◆ **What this task involves**: Gather each line containing the string "ffffff" from these entries.

··· Records provided

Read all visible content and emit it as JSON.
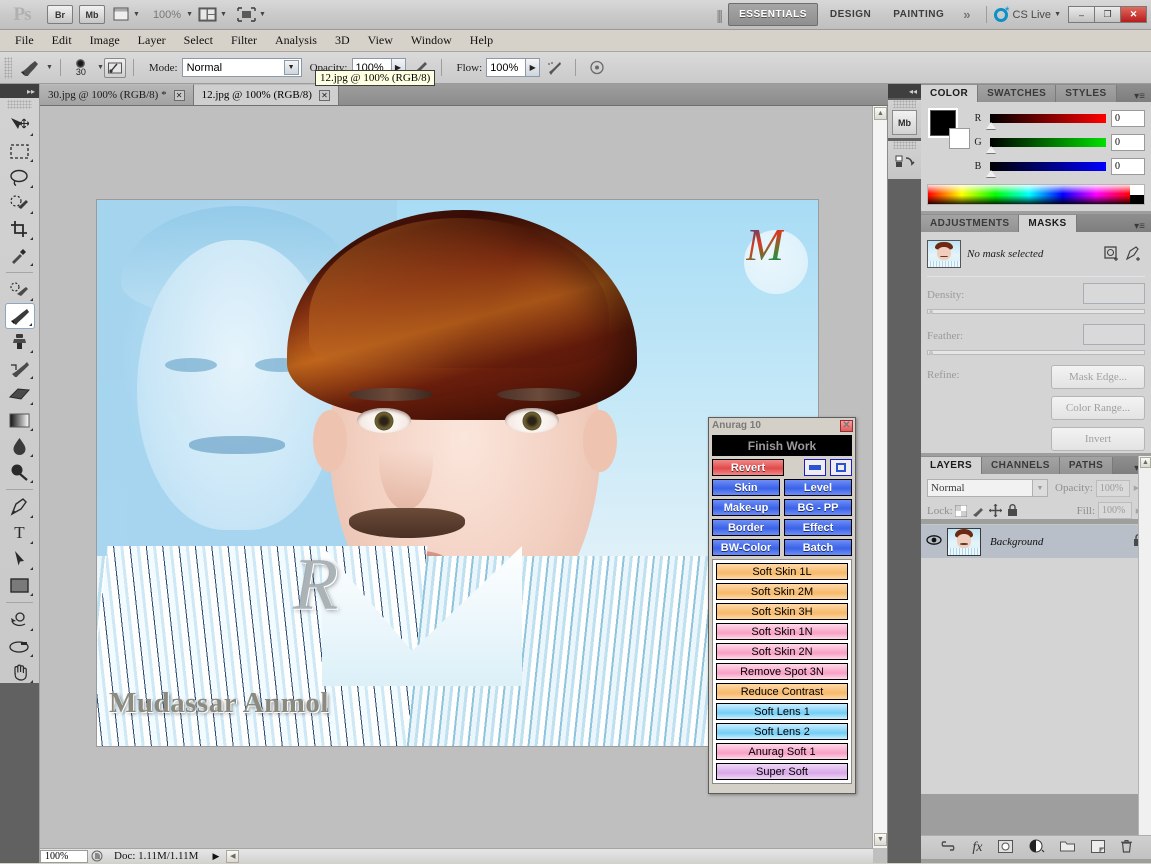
{
  "app": {
    "logo": "Ps",
    "zoom_display": "100%",
    "quick_buttons": [
      {
        "name": "bridge-button",
        "label": "Br"
      },
      {
        "name": "mini-bridge-button",
        "label": "Mb"
      }
    ],
    "workspaces": [
      "ESSENTIALS",
      "DESIGN",
      "PAINTING"
    ],
    "workspace_active": "ESSENTIALS",
    "workspace_more": "»",
    "cs_live": "CS Live",
    "window_buttons": {
      "minimize": "–",
      "restore": "❐",
      "close": "✕"
    }
  },
  "menubar": {
    "items": [
      "File",
      "Edit",
      "Image",
      "Layer",
      "Select",
      "Filter",
      "Analysis",
      "3D",
      "View",
      "Window",
      "Help"
    ]
  },
  "options_bar": {
    "brush_size": "30",
    "mode_label": "Mode:",
    "mode_value": "Normal",
    "opacity_label": "Opacity:",
    "opacity_value": "100%",
    "flow_label": "Flow:",
    "flow_value": "100%"
  },
  "tooltip": {
    "text": "12.jpg @ 100% (RGB/8)"
  },
  "document_tabs": [
    {
      "title": "30.jpg @ 100% (RGB/8) *",
      "close": "✕",
      "active": false
    },
    {
      "title": "12.jpg @ 100% (RGB/8)",
      "close": "✕",
      "active": true
    }
  ],
  "toolbox": {
    "collapse": "▸▸",
    "tools": [
      {
        "name": "move-tool",
        "glyph": "➤"
      },
      {
        "name": "marquee-tool",
        "glyph": "⬚"
      },
      {
        "name": "lasso-tool",
        "glyph": "○"
      },
      {
        "name": "quick-selection-tool",
        "glyph": "✒"
      },
      {
        "name": "crop-tool",
        "glyph": "⌗"
      },
      {
        "name": "eyedropper-tool",
        "glyph": "╱"
      },
      {
        "name": "spot-healing-brush-tool",
        "glyph": "✒"
      },
      {
        "name": "brush-tool",
        "glyph": "✎",
        "selected": true
      },
      {
        "name": "clone-stamp-tool",
        "glyph": "⚑"
      },
      {
        "name": "history-brush-tool",
        "glyph": "✐"
      },
      {
        "name": "eraser-tool",
        "glyph": "▰"
      },
      {
        "name": "gradient-tool",
        "glyph": "▤"
      },
      {
        "name": "blur-tool",
        "glyph": "●"
      },
      {
        "name": "dodge-tool",
        "glyph": "⚲"
      },
      {
        "name": "pen-tool",
        "glyph": "✑"
      },
      {
        "name": "type-tool",
        "glyph": "T"
      },
      {
        "name": "path-selection-tool",
        "glyph": "⮝"
      },
      {
        "name": "rectangle-tool",
        "glyph": "▢"
      },
      {
        "name": "3d-rotate-tool",
        "glyph": "◔"
      },
      {
        "name": "3d-orbit-tool",
        "glyph": "↺"
      },
      {
        "name": "hand-tool",
        "glyph": "✋"
      },
      {
        "name": "zoom-tool",
        "glyph": "⌕"
      }
    ],
    "swatch_reset": "◰",
    "swatch_swap": "⇄",
    "foreground_color": "#000000",
    "background_color": "#ffffff",
    "quick_mask": "◯"
  },
  "anurag_panel": {
    "title": "Anurag 10",
    "close": "✕",
    "finish_work": "Finish Work",
    "revert": "Revert",
    "mini_buttons": [
      "minimize-icon",
      "restore-icon"
    ],
    "grid_buttons": [
      [
        "Skin",
        "Level"
      ],
      [
        "Make-up",
        "BG - PP"
      ],
      [
        "Border",
        "Effect"
      ],
      [
        "BW-Color",
        "Batch"
      ]
    ],
    "actions": [
      {
        "label": "Soft Skin 1L",
        "color": "orange"
      },
      {
        "label": "Soft Skin 2M",
        "color": "orange"
      },
      {
        "label": "Soft Skin 3H",
        "color": "orange"
      },
      {
        "label": "Soft Skin 1N",
        "color": "pink"
      },
      {
        "label": "Soft Skin 2N",
        "color": "pink"
      },
      {
        "label": "Remove Spot 3N",
        "color": "pink"
      },
      {
        "label": "Reduce Contrast",
        "color": "orange"
      },
      {
        "label": "Soft Lens 1",
        "color": "cyan"
      },
      {
        "label": "Soft Lens 2",
        "color": "cyan"
      },
      {
        "label": "Anurag Soft 1",
        "color": "pink"
      },
      {
        "label": "Super Soft",
        "color": "violet"
      }
    ]
  },
  "dock_rail": {
    "collapse": "◂◂",
    "icons": [
      {
        "name": "mini-bridge-icon",
        "label": "Mb"
      },
      {
        "name": "history-icon",
        "label": "↺"
      }
    ]
  },
  "color_panel": {
    "tabs": [
      "COLOR",
      "SWATCHES",
      "STYLES"
    ],
    "active_tab": "COLOR",
    "menu": "▾≡",
    "channels": [
      {
        "label": "R",
        "value": "0"
      },
      {
        "label": "G",
        "value": "0"
      },
      {
        "label": "B",
        "value": "0"
      }
    ],
    "foreground": "#000000",
    "background": "#ffffff"
  },
  "masks_panel": {
    "tabs": [
      "ADJUSTMENTS",
      "MASKS"
    ],
    "active_tab": "MASKS",
    "menu": "▾≡",
    "status": "No mask selected",
    "header_icons": [
      "add-pixel-mask-icon",
      "add-vector-mask-icon"
    ],
    "density_label": "Density:",
    "density_value": "",
    "feather_label": "Feather:",
    "feather_value": "",
    "refine_label": "Refine:",
    "buttons": [
      "Mask Edge...",
      "Color Range...",
      "Invert"
    ],
    "footer_icons": [
      "load-selection-icon",
      "apply-mask-icon",
      "disable-mask-icon",
      "delete-mask-icon"
    ]
  },
  "layers_panel": {
    "tabs": [
      "LAYERS",
      "CHANNELS",
      "PATHS"
    ],
    "active_tab": "LAYERS",
    "menu": "▾≡",
    "blend_mode": "Normal",
    "opacity_label": "Opacity:",
    "opacity_value": "100%",
    "lock_label": "Lock:",
    "lock_icons": [
      "lock-transparency-icon",
      "lock-pixels-icon",
      "lock-position-icon",
      "lock-all-icon"
    ],
    "fill_label": "Fill:",
    "fill_value": "100%",
    "layers": [
      {
        "name": "Background",
        "visible": true,
        "locked": true
      }
    ],
    "footer_icons": [
      "link-layers-icon",
      "layer-style-icon",
      "layer-mask-icon",
      "adjustment-layer-icon",
      "new-group-icon",
      "new-layer-icon",
      "delete-layer-icon"
    ]
  },
  "status_bar": {
    "zoom": "100%",
    "doc_info": "Doc: 1.11M/1.11M",
    "arrow": "▶"
  },
  "image_content": {
    "watermark_name": "Mudassar Anmol",
    "monogram_r": "R",
    "monogram_m": "M"
  },
  "colors": {
    "accent_blue": "#3b63e8",
    "revert_red": "#e24a4a",
    "cs_live_blue": "#0a91c8",
    "close_red": "#b81c1c"
  }
}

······

◆ **Task result**:
    "background_color": "#ffffff",
    "background": "#ffffff"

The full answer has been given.